For these elite athletes, who wore a highly customized (and highly controversial) pair of Nike shoes for the challenge, completing a marathon in less than two hours is doable. After all, their bodies are trained for it. They also have the necessary equipment to pull it off and they did it under ideal conditions. But is a sub-two-hour marathon achievable for ordinary runners? Folks at Wired conducted an experiment to see if they can do it and unfortunately, they found out that it is almost impossible. Here’s why.
For those who don’t know how fast is 13.1 miles per hour, experienced runners will tell you that it is somewhat fast, but it is not that unreachable even for average runners. However, the challenge is that you have to maintain that speed for 120 minutes in order to break the world record and complete the marathon in less than two hours.
In 1991, Dr. Michael Joyner, exercise physiologist at Mayo Clinic and an expert at human performance, published a paper exploring the theoretical limits of marathon running. He calculated that an ideal athlete running under ideal conditions can run a marathon in one hour, 57 minutes, and 58 seconds.
According to him, there are three important elements that would allow a runner to complete a marathon in less than two hours. They are VO2 max or maximum oxygen intake, lactate threshold, and running economy or running efficiency.
In a nutshell, VO2 max is a measure of how much oxygen you can get out of the air and into your tissues. It is usually expressed in milliliters of oxygen per kilogram of your bodyweight per minute. If you don’t frequently exercise but are otherwise healthy, your VO2 max is probably in the 30s or 40s. If you exercise, it would be in the 40s to 50s, and if you’re serious about your training, it will probably hit the 60s threshold. However, these VO2 max levels are nowhere near those of professional marathoners. Kipchoge and co. have VO2 max in the 70s to 80s.
If you’re going to think of VO2 max as the size of your car’s engine relative to its size, then lactate threshold is akin to the red line meter on your car’s dash. It is basically the level in which lactates and other metabolites start exponentially accumulating in your blood. If you’re running long-distance, this is something you’d want to keep low.
Running economy is basically how efficient your running is. There are many factors that influence running economy such as biomechanics or the length and size of your legs, where your foot lands relative to your center of gravity, as well as the flexibility of your tendons. While there are a lot of myths surrounding the best way to run, a 2012 study conducted by biomechanics researcher Ian Hunter showed that there isn’t really such a thing. Biomechanic factors differ from one runner to another, suggesting that there is actually no single most efficient way to run.

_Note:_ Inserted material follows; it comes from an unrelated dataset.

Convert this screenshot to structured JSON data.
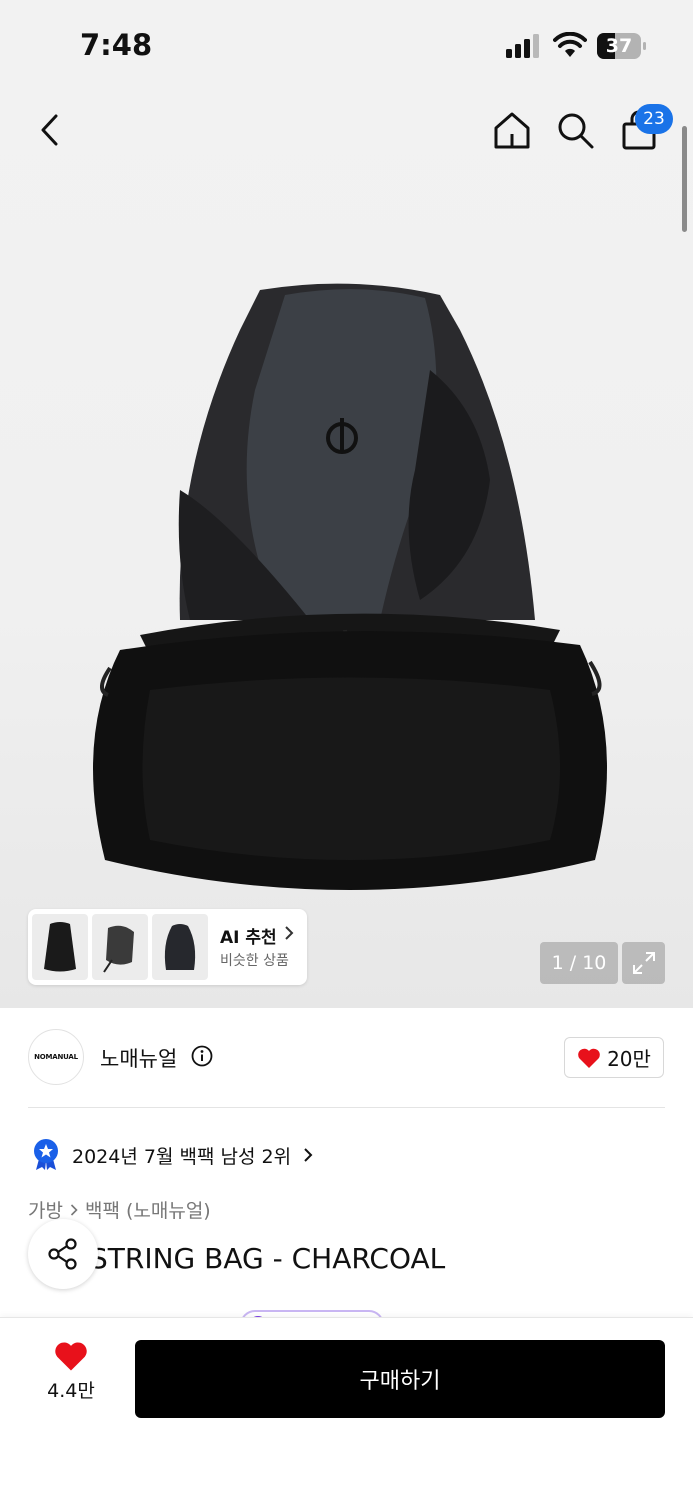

For folks at Wired, they discovered that it’s impossible even for avid runners to run a sub-two-hour marathon because their VO2 max, lactate threshold, and running economy are not the same level as those of professional marathoners and long-distance runners. Unless you train the way professionals do, you won’t be able to consistently run at 13.1mph and achieve this feat.